I read Kate DiCamillo’s Three Rancheros series out of order. I read Louisiana’s Way Home a few years back and just finished Raymie Nightingale yesterday afternoon. You can read them out of sequence, but it helps a little to know what happened in Raymie’s world first.
Because of this order of reading, I think Louisiana’s story was stronger. Maybe it was because I was introduced to her first, or maybe because I have heard Raymie’s story before: the father leaves his family for another woman. Mom is depressed and girl will do whatever she can to get him back home. Even learn to twirl a baton and join a local beauty pageant so when she wins, he will see her picture in the newspaper and realize how wonderful she is and come home. She hopes, wishes and of course, finds friends while learning about the crazy world and all the crazy colorful people in it.
The setting is June 1975 but could have easily been set today. This piece of information is lost. If DiCamillo was going to set the story (at the time) 30 years ago, maybe something from that time should be acknowledged? The country was “coming of age” as Raymie is. If you know this fact, the theme is not lost, but what 8 to 12-year-old knows this?
With all that said, it is a sweet, classically DiCamillo story. There is nothing wrong with this book. (Though one Goodreads reviewer did say that the pageant and baton twirling might not be relatable to her students.) It is a quick read for an adult and a real story of life and friendship with all the things kids want to do (rescue dead cats; sabotage pageants; run away; have a crazy granny).
I do think I need to reread Louisiana’s story, as I do not remember her being the way she is in Raymie’s story.
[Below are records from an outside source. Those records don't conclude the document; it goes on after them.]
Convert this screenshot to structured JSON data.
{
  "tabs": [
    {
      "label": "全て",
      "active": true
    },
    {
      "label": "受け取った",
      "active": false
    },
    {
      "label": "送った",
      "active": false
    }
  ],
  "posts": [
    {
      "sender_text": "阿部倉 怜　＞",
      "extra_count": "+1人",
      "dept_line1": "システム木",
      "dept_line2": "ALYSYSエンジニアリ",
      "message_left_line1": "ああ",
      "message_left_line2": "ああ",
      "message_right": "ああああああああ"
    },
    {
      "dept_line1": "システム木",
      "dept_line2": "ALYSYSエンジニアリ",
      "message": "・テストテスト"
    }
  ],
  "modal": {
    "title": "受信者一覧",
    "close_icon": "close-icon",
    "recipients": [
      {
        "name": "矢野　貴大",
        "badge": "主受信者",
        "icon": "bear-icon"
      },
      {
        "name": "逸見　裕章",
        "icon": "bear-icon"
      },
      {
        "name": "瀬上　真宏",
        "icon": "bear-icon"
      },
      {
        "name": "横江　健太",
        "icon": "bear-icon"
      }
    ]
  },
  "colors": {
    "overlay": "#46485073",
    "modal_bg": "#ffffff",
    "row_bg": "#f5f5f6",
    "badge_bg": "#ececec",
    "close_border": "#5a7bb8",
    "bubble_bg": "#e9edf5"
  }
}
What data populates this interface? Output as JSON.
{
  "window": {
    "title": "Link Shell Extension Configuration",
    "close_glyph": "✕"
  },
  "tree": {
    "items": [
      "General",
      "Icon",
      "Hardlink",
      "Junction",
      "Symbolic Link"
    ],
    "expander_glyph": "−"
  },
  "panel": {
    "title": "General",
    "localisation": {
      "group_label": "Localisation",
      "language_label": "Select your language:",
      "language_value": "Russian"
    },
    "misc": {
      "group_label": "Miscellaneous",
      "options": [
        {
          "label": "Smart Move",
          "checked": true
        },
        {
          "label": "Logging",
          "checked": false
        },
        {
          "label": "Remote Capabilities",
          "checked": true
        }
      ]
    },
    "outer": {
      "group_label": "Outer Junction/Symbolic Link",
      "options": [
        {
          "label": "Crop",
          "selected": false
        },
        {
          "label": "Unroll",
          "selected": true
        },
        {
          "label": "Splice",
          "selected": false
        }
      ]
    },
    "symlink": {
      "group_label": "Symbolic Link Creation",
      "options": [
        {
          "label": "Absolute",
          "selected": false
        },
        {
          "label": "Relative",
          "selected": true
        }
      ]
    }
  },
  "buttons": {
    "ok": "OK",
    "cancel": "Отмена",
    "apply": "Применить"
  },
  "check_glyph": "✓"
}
And because of that, for me this became Louisiana’s story and Raymie just narrates it. Therefore, Beverly (the third Ranchero of the trio) and her book, Beverly, Right Here, is going to be an interesting conclusion.
To sum it up, if you have read James Howe’s The Misfits, Addie on the Inside and Totally Joe you have read an edgier Three Rancheros. (And I say that with only having read the synopsis of Beverly’s story, which seems to have a similar theme to Joe’s.)